Because many of Iran's neighbors lack nuclear weapons, it's possible that Iran could use a nuclear capacity to blackmail such states into meeting demands -- for example, to raise oil prices, cut oil production or withhold cooperation with the United States. But many of Iran's neighbors are allies of the United States, which holds a strategic stake in their autonomy and is unlikely to sit by idly as Iran blackmails, say, Kuwait or Saudi Arabia. It is unlikely that these states would capitulate to a nuclear Iran rather than rely on an American deterrent threat. To give in to Iran once would leave them open to repeated extortion.

Some worry that Iran would be unconvinced by an American deterrent, choosing instead to gamble that the United States would not make good on its commitments to weak Middle Eastern states -- but the consequences of losing a gamble against a vastly superior nuclear power like the United States are grave, and they do not require much imagination to grasp.

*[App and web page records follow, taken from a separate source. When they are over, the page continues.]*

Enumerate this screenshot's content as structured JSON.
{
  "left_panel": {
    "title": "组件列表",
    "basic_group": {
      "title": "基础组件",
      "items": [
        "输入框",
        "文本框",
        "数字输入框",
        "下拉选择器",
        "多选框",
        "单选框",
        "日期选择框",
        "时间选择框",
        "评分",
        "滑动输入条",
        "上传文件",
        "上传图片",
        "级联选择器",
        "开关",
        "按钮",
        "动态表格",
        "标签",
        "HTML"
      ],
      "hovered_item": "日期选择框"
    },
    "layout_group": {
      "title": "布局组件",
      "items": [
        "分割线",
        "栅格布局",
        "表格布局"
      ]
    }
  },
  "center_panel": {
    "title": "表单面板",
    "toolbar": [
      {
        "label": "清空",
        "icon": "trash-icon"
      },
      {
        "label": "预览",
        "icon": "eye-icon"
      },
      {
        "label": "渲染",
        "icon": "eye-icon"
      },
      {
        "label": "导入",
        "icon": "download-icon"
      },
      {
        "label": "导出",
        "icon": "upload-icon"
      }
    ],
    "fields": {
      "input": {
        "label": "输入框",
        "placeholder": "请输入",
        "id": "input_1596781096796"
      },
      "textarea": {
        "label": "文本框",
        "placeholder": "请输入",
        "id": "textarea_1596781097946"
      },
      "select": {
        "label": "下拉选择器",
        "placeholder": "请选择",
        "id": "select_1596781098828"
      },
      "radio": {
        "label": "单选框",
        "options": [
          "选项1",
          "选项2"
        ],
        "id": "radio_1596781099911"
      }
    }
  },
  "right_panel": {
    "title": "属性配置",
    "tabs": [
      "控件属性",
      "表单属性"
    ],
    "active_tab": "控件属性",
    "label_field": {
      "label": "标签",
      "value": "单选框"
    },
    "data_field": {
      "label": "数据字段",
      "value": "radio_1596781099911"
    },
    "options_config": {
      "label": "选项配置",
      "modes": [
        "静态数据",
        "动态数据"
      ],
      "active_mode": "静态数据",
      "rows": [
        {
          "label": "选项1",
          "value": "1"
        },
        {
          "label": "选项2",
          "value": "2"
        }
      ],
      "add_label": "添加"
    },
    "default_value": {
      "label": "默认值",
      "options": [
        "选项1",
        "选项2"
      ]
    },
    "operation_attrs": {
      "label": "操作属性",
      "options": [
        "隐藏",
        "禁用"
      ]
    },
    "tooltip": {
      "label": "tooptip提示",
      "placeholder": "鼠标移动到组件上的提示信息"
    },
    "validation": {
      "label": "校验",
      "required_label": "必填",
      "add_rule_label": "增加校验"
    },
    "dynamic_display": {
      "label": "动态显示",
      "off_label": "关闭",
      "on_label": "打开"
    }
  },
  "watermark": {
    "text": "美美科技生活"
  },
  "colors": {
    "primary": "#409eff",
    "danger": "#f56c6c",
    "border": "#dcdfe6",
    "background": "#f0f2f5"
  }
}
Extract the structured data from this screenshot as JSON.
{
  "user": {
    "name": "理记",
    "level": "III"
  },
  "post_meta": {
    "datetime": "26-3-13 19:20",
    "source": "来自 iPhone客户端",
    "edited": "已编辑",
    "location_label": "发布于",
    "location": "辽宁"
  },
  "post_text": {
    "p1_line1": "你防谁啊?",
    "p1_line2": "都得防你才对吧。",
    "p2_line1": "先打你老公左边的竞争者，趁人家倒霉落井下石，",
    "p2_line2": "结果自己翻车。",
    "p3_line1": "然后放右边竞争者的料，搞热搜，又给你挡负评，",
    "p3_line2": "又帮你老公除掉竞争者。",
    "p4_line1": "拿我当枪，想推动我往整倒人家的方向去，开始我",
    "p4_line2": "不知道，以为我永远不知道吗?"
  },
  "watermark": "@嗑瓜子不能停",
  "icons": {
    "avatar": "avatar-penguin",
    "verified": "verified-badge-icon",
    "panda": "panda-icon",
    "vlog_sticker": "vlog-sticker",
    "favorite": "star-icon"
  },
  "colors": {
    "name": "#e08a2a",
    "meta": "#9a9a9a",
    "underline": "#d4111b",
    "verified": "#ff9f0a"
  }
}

A less constrained Iran?

The final concern is that a nuclear Iran would simply feel less constrained from other kinds of adventurism, including subversion or outright conventional aggression. But the Gulf states can counter Iranian subversion, regardless of Iran's nuclear status, with domestic reforms and improvements in their police and intelligence operations -- measures these states are, or should be, undertaking in any case. As for aggression, the fear is that Iran could rely on a diffuse threat of nuclear escalation to deter others from attacking it, even in response to Iranian belligerence.

But while it's possible that Iranian leaders would think this way, it's equally possible that they would be more cautious. Tehran could not rule out the possibility that others with more and better nuclear weapons would strike Iran first, should it provoke a crisis or war. Judging from cold war history, if the Iranians so much as appeared to be readying their nuclear forces for use, the United States might consider a preemptive nuclear strike. Israel might adopt a similar doctrine in the face of an Iranian nuclear arsenal.

These are not developments to be wished for, but they are risks that a nuclear Iran must take into account. Nor are such calculations all that should counsel caution. Iran's military is large, but its conventional weapons are obsolete. Today the Iranian military could impose considerable costs on an American invasion or occupation force within Iran, but only with vast and extraordinarily expensive improvements could it defeat the American military if it were sent to defend the Gulf states from Iranian aggression.

Each time a new nuclear weapons state emerges, we rightly suspect that the world has grown more dangerous. The weapons are enormously destructive, humans are fallible, organizations can be incompetent and technology often fails us. But as we contemplate the actions, including war, that the United States and its allies might take to forestall a nuclear Iran, we need to coolly assess whether and how such a specter might be deterred and contained.

This article was previously published in the New York Times on Feb. 27, 2006.

Happy Holidays!